Entries from a dataset of interfaces:
============================================================

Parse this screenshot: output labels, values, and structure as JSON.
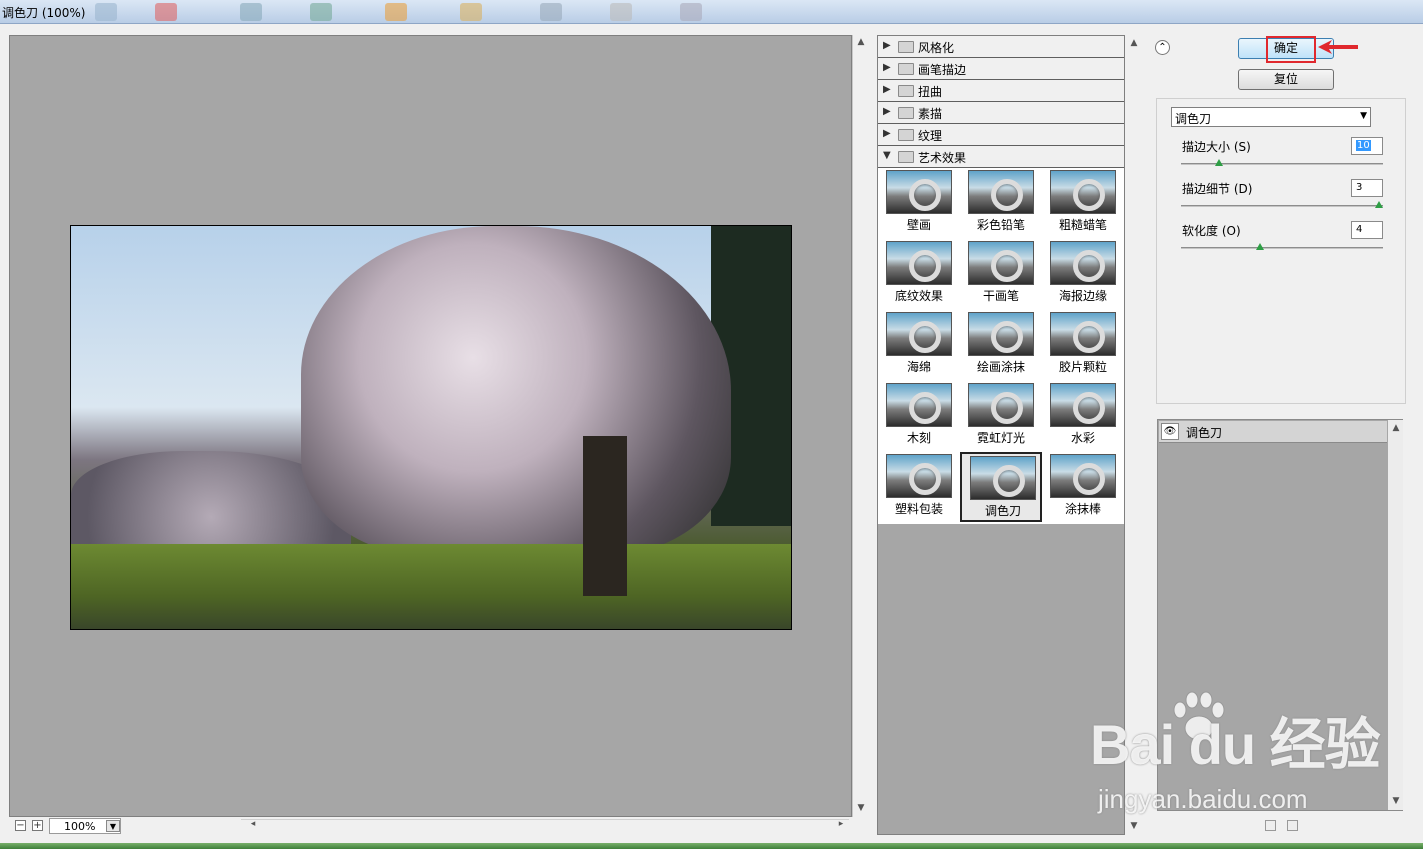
{
  "window": {
    "title": "调色刀 (100%)"
  },
  "preview": {
    "zoom": "100%"
  },
  "filter_gallery": {
    "categories": [
      {
        "label": "风格化",
        "expanded": false
      },
      {
        "label": "画笔描边",
        "expanded": false
      },
      {
        "label": "扭曲",
        "expanded": false
      },
      {
        "label": "素描",
        "expanded": false
      },
      {
        "label": "纹理",
        "expanded": false
      },
      {
        "label": "艺术效果",
        "expanded": true
      }
    ],
    "thumbnails": [
      "壁画",
      "彩色铅笔",
      "粗糙蜡笔",
      "底纹效果",
      "干画笔",
      "海报边缘",
      "海绵",
      "绘画涂抹",
      "胶片颗粒",
      "木刻",
      "霓虹灯光",
      "水彩",
      "塑料包装",
      "调色刀",
      "涂抹棒"
    ],
    "selected": "调色刀"
  },
  "buttons": {
    "ok": "确定",
    "reset": "复位"
  },
  "settings": {
    "filter": "调色刀",
    "params": [
      {
        "label": "描边大小 (S)",
        "value": "10",
        "fraction": 0.19
      },
      {
        "label": "描边细节 (D)",
        "value": "3",
        "fraction": 1.0
      },
      {
        "label": "软化度 (O)",
        "value": "4",
        "fraction": 0.4
      }
    ]
  },
  "layers": {
    "items": [
      "调色刀"
    ]
  },
  "watermark": {
    "logo": "Bai du 经验",
    "url": "jingyan.baidu.com"
  },
  "colors": {
    "highlight": "#e0282e",
    "selected_border": "#222222",
    "preview_bg": "#a6a6a6"
  }
}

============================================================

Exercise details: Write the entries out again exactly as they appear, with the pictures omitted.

Your response:
Parse this screenshot: output labels, values, and structure as JSON.
{
  "window": {
    "title": "调色刀 (100%)"
  },
  "preview": {
    "zoom": "100%"
  },
  "filter_gallery": {
    "categories": [
      {
        "label": "风格化",
        "expanded": false
      },
      {
        "label": "画笔描边",
        "expanded": false
      },
      {
        "label": "扭曲",
        "expanded": false
      },
      {
        "label": "素描",
        "expanded": false
      },
      {
        "label": "纹理",
        "expanded": false
      },
      {
        "label": "艺术效果",
        "expanded": true
      }
    ],
    "thumbnails": [
      "壁画",
      "彩色铅笔",
      "粗糙蜡笔",
      "底纹效果",
      "干画笔",
      "海报边缘",
      "海绵",
      "绘画涂抹",
      "胶片颗粒",
      "木刻",
      "霓虹灯光",
      "水彩",
      "塑料包装",
      "调色刀",
      "涂抹棒"
    ],
    "selected": "调色刀"
  },
  "buttons": {
    "ok": "确定",
    "reset": "复位"
  },
  "settings": {
    "filter": "调色刀",
    "params": [
      {
        "label": "描边大小 (S)",
        "value": "10",
        "fraction": 0.19
      },
      {
        "label": "描边细节 (D)",
        "value": "3",
        "fraction": 1.0
      },
      {
        "label": "软化度 (O)",
        "value": "4",
        "fraction": 0.4
      }
    ]
  },
  "layers": {
    "items": [
      "调色刀"
    ]
  },
  "watermark": {
    "logo": "Bai du 经验",
    "url": "jingyan.baidu.com"
  },
  "colors": {
    "highlight": "#e0282e",
    "selected_border": "#222222",
    "preview_bg": "#a6a6a6"
  }
}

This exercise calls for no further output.